- Problem
The answer must consist of every line in the records that contains the word "placeholder".

- Excerpted records
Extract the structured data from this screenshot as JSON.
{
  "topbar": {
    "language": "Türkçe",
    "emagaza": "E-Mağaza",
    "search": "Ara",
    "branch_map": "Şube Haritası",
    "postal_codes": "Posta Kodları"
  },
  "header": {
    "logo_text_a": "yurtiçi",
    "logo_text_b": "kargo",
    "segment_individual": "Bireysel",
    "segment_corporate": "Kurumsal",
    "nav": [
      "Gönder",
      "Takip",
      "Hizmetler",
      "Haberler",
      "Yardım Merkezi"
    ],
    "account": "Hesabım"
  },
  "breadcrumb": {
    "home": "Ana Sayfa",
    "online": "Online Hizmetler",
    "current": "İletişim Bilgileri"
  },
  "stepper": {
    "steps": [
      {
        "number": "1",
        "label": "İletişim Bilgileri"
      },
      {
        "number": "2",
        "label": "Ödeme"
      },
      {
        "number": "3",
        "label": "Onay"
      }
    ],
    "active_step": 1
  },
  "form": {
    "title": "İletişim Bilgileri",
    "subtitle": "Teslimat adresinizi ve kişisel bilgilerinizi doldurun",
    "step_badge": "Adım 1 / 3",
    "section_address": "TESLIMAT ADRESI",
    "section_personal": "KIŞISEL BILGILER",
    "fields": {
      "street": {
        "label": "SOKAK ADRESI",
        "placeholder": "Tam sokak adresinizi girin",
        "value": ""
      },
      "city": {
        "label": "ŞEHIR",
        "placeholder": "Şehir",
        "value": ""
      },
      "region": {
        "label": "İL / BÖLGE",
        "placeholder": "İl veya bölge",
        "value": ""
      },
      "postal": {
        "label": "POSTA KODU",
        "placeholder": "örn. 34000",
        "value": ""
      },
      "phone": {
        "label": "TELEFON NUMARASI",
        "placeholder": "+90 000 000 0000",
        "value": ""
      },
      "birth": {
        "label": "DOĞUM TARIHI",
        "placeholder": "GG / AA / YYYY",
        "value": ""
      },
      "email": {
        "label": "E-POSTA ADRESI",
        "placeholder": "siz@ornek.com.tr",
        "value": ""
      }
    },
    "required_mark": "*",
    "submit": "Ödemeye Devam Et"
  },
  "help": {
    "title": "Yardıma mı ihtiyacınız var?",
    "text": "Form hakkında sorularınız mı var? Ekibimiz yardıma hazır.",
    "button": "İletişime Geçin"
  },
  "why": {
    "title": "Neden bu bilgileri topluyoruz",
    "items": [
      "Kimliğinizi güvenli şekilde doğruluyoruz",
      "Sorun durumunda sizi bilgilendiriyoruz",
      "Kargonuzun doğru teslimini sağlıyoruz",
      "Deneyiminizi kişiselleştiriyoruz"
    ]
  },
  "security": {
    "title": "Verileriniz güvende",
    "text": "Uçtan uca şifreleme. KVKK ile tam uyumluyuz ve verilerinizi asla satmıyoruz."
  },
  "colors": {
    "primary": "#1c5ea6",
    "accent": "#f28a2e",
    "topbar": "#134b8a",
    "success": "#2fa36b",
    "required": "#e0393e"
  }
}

- Solution for this problem
        "placeholder": "Tam sokak adresinizi girin",
        "placeholder": "Şehir",
        "placeholder": "İl veya bölge",
        "placeholder": "örn. 34000",
        "placeholder": "+90 000 000 0000",
        "placeholder": "GG / AA / YYYY",
        "placeholder": "siz@ornek.com.tr",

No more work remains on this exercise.